Valuable resources 🙌  

  • Research local women’s shelters in your area, there are so many incredible organisations built to help you leave a violent situation.
  • Our Watch is an advocacy organisation set up to drive change in the culture, behaviours and power imbalances that lead to family and domestic violence.
  • Australia’s National Research Organisation for Women’s Safety is a not-for-profit independent national research organisation designed to educate and spread awareness for the reduction of violence against women. 
  • Love: the good, the bad and the ugly is a website that provides advice, tips and stories on how relationships should feel. 
  • MATE: Empowering Action Through Empowerment, is an education and intervention program teaching us all to be leaders in the prevention of violence and problematic behaviour. 
  • No To Violence is the peak body for organisations and individuals working with men to end family violence in Victoria and New South Wales. It includes the Men’s Referral Service. 
  • Switchboard is a resource hub for LGBTIQA+ identifying people and those who have questions or concerns about LGBTIQA+ issues. It also assists people who may not be LGBTIQA+ but who want to talk about someone else they care about. 
  • Women with Disabilities Australia is the peak organisation for women with all types of disabilities in Australia. WWDA is run by women with disabilities, for women with disabilities. 

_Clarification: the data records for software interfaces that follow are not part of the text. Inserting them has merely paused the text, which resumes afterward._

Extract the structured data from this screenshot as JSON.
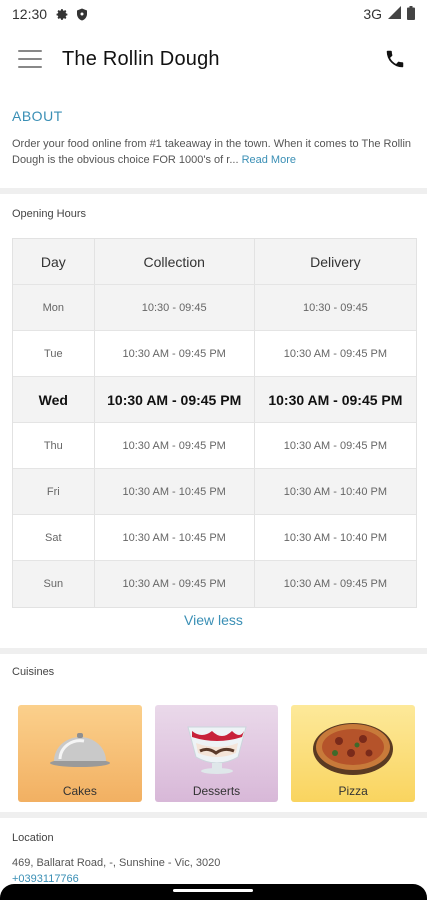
{
  "status_bar": {
    "time": "12:30",
    "network": "3G"
  },
  "app_bar": {
    "title": "The Rollin Dough"
  },
  "about": {
    "title": "ABOUT",
    "text": "Order your food online from #1 takeaway in the town. When it comes to The Rollin Dough is the obvious choice FOR 1000's of r...",
    "read_more": "Read More"
  },
  "opening_hours": {
    "title": "Opening Hours",
    "headers": {
      "day": "Day",
      "collection": "Collection",
      "delivery": "Delivery"
    },
    "rows": [
      {
        "day": "Mon",
        "collection": "10:30       - 09:45",
        "delivery": "10:30       - 09:45"
      },
      {
        "day": "Tue",
        "collection": "10:30 AM - 09:45 PM",
        "delivery": "10:30 AM - 09:45 PM"
      },
      {
        "day": "Wed",
        "collection": "10:30 AM - 09:45 PM",
        "delivery": "10:30 AM - 09:45 PM"
      },
      {
        "day": "Thu",
        "collection": "10:30 AM - 09:45 PM",
        "delivery": "10:30 AM - 09:45 PM"
      },
      {
        "day": "Fri",
        "collection": "10:30 AM - 10:45 PM",
        "delivery": "10:30 AM - 10:40 PM"
      },
      {
        "day": "Sat",
        "collection": "10:30 AM - 10:45 PM",
        "delivery": "10:30 AM - 10:40 PM"
      },
      {
        "day": "Sun",
        "collection": "10:30 AM - 09:45 PM",
        "delivery": "10:30 AM - 09:45 PM"
      }
    ],
    "view_less": "View less"
  },
  "cuisines": {
    "title": "Cuisines",
    "items": [
      {
        "label": "Cakes",
        "icon": "cloche-icon"
      },
      {
        "label": "Desserts",
        "icon": "dessert-bowl-icon"
      },
      {
        "label": "Pizza",
        "icon": "pizza-icon"
      }
    ]
  },
  "location": {
    "title": "Location",
    "address": "469, Ballarat Road, -, Sunshine - Vic, 3020",
    "phone": "+0393117766"
  },
  "colors": {
    "accent": "#3a8fb5",
    "divider": "#efefef",
    "row_shade": "#f3f3f3"
  }
}
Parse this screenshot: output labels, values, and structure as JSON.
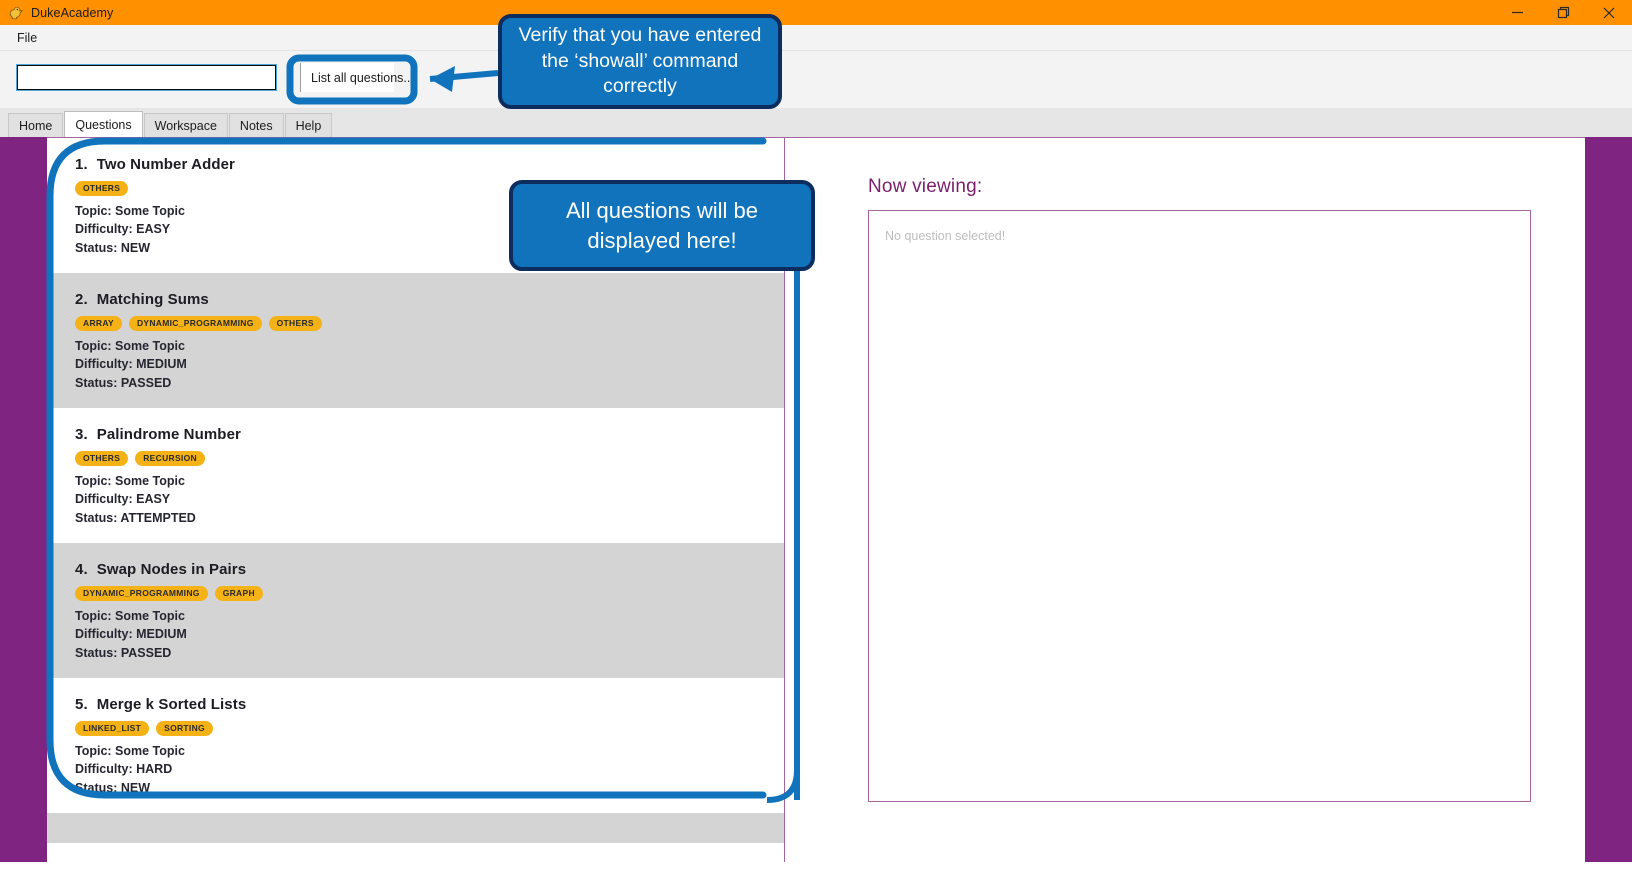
{
  "window": {
    "title": "DukeAcademy",
    "icon": "duck-icon",
    "titlebar_color": "#ff9000",
    "controls": [
      {
        "name": "minimize",
        "glyph": "minimize-icon"
      },
      {
        "name": "restore",
        "glyph": "restore-icon"
      },
      {
        "name": "close",
        "glyph": "close-icon"
      }
    ]
  },
  "menubar": {
    "items": [
      {
        "label": "File"
      }
    ]
  },
  "command_bar": {
    "input_value": "",
    "input_placeholder": "",
    "result_text": "List all questions...",
    "wide_field_value": ""
  },
  "tabs": {
    "active": "Questions",
    "items": [
      {
        "label": "Home"
      },
      {
        "label": "Questions"
      },
      {
        "label": "Workspace"
      },
      {
        "label": "Notes"
      },
      {
        "label": "Help"
      }
    ]
  },
  "question_list": {
    "items": [
      {
        "number": "1.",
        "title": "Two Number Adder",
        "tags": [
          "OTHERS"
        ],
        "topic": "Topic: Some Topic",
        "difficulty": "Difficulty: EASY",
        "status": "Status: NEW"
      },
      {
        "number": "2.",
        "title": "Matching Sums",
        "tags": [
          "ARRAY",
          "DYNAMIC_PROGRAMMING",
          "OTHERS"
        ],
        "topic": "Topic: Some Topic",
        "difficulty": "Difficulty: MEDIUM",
        "status": "Status: PASSED"
      },
      {
        "number": "3.",
        "title": "Palindrome Number",
        "tags": [
          "OTHERS",
          "RECURSION"
        ],
        "topic": "Topic: Some Topic",
        "difficulty": "Difficulty: EASY",
        "status": "Status: ATTEMPTED"
      },
      {
        "number": "4.",
        "title": "Swap Nodes in Pairs",
        "tags": [
          "DYNAMIC_PROGRAMMING",
          "GRAPH"
        ],
        "topic": "Topic: Some Topic",
        "difficulty": "Difficulty: MEDIUM",
        "status": "Status: PASSED"
      },
      {
        "number": "5.",
        "title": "Merge k Sorted Lists",
        "tags": [
          "LINKED_LIST",
          "SORTING"
        ],
        "topic": "Topic: Some Topic",
        "difficulty": "Difficulty: HARD",
        "status": "Status: NEW"
      }
    ]
  },
  "viewer": {
    "heading": "Now viewing:",
    "empty_message": "No question selected!"
  },
  "annotations": [
    {
      "id": "callout-showall",
      "text": "Verify that you have entered the ‘showall’ command correctly"
    },
    {
      "id": "callout-list",
      "text": "All questions will be displayed here!"
    }
  ],
  "colors": {
    "accent_orange": "#ff9000",
    "tag_yellow": "#f5b216",
    "purple": "#7f2480",
    "callout_blue": "#1073bc",
    "callout_border": "#0d2d5e"
  }
}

Daisy is an app developed by 1800 RESPECT that connects women around Australia to services providing support for the impacts of sexual assault and family and domestic violence. Family members and friends can also use the app to gather information and support women’s decision making.  

Before downloading this app, please consider your safety. If a device is not private, it may not be safe to download or share.